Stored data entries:
--- START ---
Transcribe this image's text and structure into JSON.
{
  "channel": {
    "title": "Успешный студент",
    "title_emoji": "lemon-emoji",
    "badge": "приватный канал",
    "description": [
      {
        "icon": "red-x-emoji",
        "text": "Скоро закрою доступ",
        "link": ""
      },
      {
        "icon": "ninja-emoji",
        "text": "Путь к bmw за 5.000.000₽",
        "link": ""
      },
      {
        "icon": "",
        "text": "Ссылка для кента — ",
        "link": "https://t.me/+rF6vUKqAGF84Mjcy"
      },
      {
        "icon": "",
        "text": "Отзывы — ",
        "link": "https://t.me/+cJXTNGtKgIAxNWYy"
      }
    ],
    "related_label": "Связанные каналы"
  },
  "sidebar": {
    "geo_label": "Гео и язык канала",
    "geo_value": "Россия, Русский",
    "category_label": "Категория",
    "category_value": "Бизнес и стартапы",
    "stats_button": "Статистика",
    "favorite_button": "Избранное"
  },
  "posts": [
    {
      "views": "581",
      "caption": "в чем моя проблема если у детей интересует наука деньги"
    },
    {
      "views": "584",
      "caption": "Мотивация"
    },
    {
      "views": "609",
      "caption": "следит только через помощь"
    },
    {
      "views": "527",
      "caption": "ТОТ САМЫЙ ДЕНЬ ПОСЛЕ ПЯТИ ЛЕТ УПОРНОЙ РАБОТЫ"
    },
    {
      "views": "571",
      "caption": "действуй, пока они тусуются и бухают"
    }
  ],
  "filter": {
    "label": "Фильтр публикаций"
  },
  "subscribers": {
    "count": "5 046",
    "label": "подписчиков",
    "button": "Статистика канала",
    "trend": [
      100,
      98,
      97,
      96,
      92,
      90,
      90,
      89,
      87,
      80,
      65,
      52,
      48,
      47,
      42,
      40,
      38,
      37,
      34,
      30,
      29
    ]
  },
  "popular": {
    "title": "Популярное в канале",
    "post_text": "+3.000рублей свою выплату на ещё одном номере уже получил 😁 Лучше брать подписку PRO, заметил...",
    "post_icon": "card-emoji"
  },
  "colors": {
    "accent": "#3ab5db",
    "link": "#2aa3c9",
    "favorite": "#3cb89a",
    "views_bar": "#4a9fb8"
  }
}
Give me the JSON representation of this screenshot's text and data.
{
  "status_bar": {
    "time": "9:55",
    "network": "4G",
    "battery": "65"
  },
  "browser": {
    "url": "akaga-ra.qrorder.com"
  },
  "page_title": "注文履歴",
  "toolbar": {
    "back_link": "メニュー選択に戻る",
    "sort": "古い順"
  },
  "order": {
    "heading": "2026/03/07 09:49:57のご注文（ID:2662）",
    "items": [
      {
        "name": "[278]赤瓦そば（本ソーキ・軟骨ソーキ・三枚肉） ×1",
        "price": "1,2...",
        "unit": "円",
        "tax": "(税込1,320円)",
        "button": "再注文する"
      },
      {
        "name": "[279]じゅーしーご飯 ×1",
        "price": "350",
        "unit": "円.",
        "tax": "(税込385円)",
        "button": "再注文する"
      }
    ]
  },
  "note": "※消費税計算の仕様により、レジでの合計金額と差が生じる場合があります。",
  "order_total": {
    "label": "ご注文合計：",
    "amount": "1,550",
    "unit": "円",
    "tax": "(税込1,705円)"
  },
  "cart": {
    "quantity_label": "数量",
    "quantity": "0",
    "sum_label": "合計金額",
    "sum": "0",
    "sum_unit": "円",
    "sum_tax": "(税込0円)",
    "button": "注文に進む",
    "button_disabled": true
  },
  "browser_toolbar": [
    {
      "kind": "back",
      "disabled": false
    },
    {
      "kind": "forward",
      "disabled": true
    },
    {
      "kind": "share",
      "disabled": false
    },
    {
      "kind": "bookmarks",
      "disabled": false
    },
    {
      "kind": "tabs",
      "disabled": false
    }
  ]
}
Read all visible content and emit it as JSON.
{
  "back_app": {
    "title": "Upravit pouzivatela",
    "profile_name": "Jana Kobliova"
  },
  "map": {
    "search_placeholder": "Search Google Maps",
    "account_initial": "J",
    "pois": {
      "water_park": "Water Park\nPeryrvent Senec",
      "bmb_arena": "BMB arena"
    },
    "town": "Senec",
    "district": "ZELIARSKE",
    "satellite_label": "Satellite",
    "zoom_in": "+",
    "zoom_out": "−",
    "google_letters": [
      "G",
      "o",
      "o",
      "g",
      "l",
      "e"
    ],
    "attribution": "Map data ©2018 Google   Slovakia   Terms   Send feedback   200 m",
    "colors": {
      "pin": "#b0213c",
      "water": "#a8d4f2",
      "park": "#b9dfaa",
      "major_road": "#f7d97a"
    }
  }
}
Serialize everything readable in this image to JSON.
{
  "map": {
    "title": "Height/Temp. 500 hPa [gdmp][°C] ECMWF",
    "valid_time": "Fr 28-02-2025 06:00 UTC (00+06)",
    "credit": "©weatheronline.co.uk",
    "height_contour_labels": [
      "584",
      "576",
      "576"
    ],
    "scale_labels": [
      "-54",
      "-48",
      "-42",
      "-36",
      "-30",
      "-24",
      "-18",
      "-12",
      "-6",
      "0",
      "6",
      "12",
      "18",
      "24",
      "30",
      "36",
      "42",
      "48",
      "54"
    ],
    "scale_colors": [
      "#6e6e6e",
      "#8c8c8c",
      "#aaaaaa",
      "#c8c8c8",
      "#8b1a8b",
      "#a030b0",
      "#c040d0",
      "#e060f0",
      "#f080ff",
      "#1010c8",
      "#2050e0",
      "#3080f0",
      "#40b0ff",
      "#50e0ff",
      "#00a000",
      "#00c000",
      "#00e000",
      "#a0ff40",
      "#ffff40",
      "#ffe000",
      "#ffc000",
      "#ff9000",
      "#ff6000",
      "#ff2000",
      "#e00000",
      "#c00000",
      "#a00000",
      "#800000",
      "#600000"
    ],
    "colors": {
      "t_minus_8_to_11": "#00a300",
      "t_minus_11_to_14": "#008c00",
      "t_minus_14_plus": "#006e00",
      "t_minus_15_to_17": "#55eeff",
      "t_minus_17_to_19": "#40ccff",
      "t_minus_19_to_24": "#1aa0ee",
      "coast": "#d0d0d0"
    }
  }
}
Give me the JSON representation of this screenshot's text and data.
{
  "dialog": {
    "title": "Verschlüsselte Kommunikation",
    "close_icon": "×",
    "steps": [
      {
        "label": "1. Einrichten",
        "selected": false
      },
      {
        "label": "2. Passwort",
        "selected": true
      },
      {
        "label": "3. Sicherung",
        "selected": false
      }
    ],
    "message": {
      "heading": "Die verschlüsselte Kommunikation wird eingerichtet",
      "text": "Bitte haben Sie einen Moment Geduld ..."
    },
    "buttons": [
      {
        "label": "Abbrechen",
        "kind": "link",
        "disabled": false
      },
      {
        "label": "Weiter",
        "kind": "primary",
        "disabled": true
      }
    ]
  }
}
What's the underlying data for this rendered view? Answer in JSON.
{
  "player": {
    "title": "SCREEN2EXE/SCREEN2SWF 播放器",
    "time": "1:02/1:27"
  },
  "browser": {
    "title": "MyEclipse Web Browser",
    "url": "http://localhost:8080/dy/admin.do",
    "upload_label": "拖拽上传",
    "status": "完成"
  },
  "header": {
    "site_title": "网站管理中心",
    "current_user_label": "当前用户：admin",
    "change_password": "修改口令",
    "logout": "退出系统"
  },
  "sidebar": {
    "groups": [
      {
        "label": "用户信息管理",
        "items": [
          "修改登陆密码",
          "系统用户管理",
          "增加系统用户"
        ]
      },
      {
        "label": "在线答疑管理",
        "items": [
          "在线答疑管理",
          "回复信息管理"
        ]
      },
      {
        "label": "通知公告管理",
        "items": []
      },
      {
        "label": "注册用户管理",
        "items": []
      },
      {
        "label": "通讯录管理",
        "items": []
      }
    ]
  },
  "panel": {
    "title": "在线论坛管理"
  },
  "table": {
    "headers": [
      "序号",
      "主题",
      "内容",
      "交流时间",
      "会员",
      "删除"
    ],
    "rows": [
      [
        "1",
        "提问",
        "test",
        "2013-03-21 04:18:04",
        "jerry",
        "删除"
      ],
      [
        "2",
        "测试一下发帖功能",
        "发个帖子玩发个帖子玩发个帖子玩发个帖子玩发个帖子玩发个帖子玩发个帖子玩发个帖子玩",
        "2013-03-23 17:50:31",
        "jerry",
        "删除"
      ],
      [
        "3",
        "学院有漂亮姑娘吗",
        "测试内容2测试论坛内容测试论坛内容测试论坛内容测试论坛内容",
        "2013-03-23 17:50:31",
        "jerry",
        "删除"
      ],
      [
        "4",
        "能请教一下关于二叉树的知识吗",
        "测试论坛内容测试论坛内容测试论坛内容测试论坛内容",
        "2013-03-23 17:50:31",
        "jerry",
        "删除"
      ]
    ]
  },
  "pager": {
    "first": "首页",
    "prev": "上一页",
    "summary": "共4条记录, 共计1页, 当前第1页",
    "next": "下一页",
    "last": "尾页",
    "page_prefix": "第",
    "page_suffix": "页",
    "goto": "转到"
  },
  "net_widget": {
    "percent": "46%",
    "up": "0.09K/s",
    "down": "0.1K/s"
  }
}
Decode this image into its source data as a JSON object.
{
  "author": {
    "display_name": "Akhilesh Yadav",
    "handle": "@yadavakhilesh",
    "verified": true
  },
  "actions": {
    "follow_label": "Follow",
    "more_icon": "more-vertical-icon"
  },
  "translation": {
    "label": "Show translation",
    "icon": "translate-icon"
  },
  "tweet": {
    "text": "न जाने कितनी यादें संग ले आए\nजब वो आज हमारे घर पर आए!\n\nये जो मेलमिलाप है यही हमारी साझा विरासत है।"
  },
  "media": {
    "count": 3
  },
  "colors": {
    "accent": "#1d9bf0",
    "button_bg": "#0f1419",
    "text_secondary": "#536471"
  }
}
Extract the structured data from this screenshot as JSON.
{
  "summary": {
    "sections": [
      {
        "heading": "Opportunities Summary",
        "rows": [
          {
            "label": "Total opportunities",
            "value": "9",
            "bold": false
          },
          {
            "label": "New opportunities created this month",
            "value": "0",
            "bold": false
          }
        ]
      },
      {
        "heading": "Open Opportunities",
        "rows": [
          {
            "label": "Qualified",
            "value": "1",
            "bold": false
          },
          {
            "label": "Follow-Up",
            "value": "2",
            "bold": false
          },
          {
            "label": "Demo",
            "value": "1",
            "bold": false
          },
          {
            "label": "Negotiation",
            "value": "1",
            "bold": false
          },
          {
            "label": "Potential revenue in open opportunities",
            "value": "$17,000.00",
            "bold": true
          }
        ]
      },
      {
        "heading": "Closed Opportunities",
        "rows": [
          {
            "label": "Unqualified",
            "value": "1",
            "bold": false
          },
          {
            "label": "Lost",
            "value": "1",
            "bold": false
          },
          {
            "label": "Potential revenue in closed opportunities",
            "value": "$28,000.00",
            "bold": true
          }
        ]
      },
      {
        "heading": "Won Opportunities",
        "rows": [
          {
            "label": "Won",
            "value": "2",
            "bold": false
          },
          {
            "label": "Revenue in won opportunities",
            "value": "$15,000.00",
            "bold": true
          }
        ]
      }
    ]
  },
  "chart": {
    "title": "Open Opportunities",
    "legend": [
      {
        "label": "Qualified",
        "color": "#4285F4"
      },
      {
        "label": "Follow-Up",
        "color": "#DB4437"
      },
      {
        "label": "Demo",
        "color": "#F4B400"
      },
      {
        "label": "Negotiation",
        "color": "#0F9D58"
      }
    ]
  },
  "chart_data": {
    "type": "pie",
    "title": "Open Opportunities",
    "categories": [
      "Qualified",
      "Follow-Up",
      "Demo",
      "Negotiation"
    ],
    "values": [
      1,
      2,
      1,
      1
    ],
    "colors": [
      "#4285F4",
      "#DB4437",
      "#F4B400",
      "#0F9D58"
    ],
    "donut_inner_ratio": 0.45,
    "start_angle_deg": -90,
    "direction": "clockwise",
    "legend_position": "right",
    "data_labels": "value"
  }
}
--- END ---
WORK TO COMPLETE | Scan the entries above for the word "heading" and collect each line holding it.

RESULT OF THIS TASK |
    "heading": "2026/03/07 09:49:57のご注文（ID:2662）",
      "heading": "Die verschlüsselte Kommunikation wird eingerichtet",
        "heading": "Opportunities Summary",
        "heading": "Open Opportunities",
        "heading": "Closed Opportunities",
        "heading": "Won Opportunities",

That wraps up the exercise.